§ Data for this task:
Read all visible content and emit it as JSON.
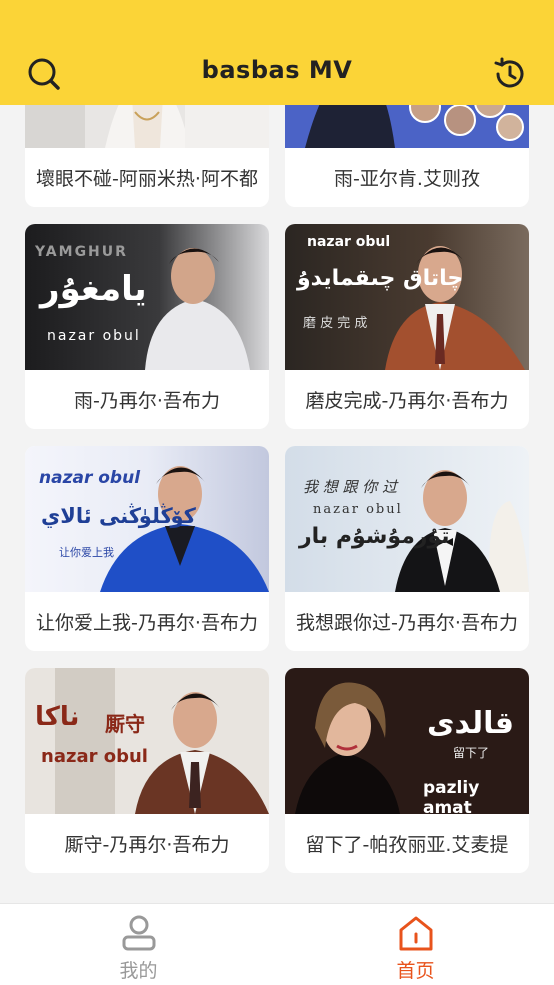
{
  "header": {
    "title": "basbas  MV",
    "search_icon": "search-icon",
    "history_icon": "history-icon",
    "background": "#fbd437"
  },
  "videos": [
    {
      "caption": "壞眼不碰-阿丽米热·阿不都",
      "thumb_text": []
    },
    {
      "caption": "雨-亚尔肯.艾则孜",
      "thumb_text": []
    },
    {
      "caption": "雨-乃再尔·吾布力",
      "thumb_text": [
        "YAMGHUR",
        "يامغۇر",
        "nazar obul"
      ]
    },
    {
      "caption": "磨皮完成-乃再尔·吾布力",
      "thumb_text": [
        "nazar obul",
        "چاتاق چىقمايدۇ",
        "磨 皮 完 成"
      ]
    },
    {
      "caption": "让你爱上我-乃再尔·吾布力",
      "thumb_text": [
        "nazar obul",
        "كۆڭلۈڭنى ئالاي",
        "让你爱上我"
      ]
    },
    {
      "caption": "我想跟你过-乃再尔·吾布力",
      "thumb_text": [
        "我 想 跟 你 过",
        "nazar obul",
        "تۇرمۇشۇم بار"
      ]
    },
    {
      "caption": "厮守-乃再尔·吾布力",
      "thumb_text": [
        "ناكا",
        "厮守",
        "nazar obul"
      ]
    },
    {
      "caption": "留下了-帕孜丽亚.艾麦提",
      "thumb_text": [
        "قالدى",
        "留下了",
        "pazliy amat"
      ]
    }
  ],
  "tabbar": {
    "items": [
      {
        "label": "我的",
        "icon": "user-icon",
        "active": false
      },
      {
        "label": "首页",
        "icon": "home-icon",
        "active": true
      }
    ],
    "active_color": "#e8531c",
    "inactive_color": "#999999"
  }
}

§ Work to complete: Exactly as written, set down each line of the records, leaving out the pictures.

§ Result of the exercise:
Read all visible content and emit it as JSON.
{
  "header": {
    "title": "basbas  MV",
    "search_icon": "search-icon",
    "history_icon": "history-icon",
    "background": "#fbd437"
  },
  "videos": [
    {
      "caption": "壞眼不碰-阿丽米热·阿不都",
      "thumb_text": []
    },
    {
      "caption": "雨-亚尔肯.艾则孜",
      "thumb_text": []
    },
    {
      "caption": "雨-乃再尔·吾布力",
      "thumb_text": [
        "YAMGHUR",
        "يامغۇر",
        "nazar obul"
      ]
    },
    {
      "caption": "磨皮完成-乃再尔·吾布力",
      "thumb_text": [
        "nazar obul",
        "چاتاق چىقمايدۇ",
        "磨 皮 完 成"
      ]
    },
    {
      "caption": "让你爱上我-乃再尔·吾布力",
      "thumb_text": [
        "nazar obul",
        "كۆڭلۈڭنى ئالاي",
        "让你爱上我"
      ]
    },
    {
      "caption": "我想跟你过-乃再尔·吾布力",
      "thumb_text": [
        "我 想 跟 你 过",
        "nazar obul",
        "تۇرمۇشۇم بار"
      ]
    },
    {
      "caption": "厮守-乃再尔·吾布力",
      "thumb_text": [
        "ناكا",
        "厮守",
        "nazar obul"
      ]
    },
    {
      "caption": "留下了-帕孜丽亚.艾麦提",
      "thumb_text": [
        "قالدى",
        "留下了",
        "pazliy amat"
      ]
    }
  ],
  "tabbar": {
    "items": [
      {
        "label": "我的",
        "icon": "user-icon",
        "active": false
      },
      {
        "label": "首页",
        "icon": "home-icon",
        "active": true
      }
    ],
    "active_color": "#e8531c",
    "inactive_color": "#999999"
  }
}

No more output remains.